Named variable in the form of a one-dimensional byte array containing information needed by IMSL_MULTIPREDICT. The data contained in this array is in an encrypted format and should not be altered before it is used in subsequent calls to IMSL_MULTIPREDICT.

### RANK (optional)

Named variable containing the rank of the fitted model.

### RESIDUAL (optional)

Variable with an array containing the residuals.

### T_TESTS (optional)

Named variable with an NPAR by 4 array containing statistics relating to the regression coefficients. NPAR is equal to the number of parameters in the model. Each row corresponds to a coefficient in the model. Row i + INTCEP corresponds to the i-th independent variable, and i = 0, 1, 2, ..., NPAR – 1. INTCEP is equal to 1 if an intercept is in the model and 0 otherwise. The statistics in the columns are as follows:

• 0: coefficient estimate
• 1: estimated standard error of the coefficient estimate
• 2: t-statistic for the test that the coefficient is 0
• 3: p-value for the two-sided t test

### TOLERANCE (optional)

Tolerance used in determining linear dependence. The default value is 100 x ε, where ε is machine precision.

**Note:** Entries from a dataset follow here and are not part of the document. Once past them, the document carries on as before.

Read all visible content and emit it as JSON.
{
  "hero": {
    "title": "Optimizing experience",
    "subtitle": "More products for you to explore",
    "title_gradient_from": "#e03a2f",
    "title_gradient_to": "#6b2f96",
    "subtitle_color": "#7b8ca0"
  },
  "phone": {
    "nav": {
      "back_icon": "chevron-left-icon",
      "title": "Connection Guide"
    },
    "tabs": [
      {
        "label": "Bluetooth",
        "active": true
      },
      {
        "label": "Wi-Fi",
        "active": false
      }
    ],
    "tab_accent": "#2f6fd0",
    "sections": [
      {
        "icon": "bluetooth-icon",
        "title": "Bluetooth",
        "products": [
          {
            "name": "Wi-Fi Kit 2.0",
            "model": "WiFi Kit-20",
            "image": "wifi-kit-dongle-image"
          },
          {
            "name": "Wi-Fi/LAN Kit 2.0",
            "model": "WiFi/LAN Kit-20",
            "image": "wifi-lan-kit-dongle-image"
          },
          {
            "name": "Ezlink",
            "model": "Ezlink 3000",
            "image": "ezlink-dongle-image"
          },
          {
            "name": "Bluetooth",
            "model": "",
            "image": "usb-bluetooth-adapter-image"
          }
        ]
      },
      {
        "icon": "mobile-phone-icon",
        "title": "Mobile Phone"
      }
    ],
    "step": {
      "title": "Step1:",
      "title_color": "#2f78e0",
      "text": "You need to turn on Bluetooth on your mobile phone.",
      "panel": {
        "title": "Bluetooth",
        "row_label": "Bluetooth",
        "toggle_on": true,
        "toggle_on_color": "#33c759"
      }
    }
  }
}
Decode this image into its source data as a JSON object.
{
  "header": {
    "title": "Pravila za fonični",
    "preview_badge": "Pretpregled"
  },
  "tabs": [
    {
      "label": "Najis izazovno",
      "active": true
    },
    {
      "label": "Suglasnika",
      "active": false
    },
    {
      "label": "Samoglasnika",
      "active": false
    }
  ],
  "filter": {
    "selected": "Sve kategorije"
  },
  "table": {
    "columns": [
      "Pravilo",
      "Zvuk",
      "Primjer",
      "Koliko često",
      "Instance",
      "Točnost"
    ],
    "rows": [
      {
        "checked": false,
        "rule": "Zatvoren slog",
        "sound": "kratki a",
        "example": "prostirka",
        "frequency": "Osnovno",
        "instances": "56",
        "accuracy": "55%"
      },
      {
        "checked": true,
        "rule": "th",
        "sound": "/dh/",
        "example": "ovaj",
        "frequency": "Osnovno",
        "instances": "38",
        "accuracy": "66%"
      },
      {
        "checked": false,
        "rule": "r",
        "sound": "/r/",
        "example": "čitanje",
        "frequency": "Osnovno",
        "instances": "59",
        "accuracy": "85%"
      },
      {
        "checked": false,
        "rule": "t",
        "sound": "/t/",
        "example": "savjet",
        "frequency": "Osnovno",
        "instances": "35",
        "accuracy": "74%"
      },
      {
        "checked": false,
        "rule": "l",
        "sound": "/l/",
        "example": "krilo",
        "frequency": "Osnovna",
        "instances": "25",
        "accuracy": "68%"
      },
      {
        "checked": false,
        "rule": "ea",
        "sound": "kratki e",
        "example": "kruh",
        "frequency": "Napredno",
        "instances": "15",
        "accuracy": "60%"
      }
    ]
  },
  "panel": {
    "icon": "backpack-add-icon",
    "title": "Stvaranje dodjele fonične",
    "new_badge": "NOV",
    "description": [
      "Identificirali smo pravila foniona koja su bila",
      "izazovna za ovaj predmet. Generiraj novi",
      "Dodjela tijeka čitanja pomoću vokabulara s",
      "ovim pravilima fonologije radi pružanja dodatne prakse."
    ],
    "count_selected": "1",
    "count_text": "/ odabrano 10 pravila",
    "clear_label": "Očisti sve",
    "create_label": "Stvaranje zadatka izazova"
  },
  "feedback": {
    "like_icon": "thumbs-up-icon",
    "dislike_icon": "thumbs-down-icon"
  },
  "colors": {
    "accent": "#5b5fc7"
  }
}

### WEIGHTS (optional)

One-dimensional array containing the weight for each observation. Default: Weights(*) = 1.

### XMEAN (optional)

Named variable with an array containing the estimated means of the independent variables.

## Version History

 6.4 Introduced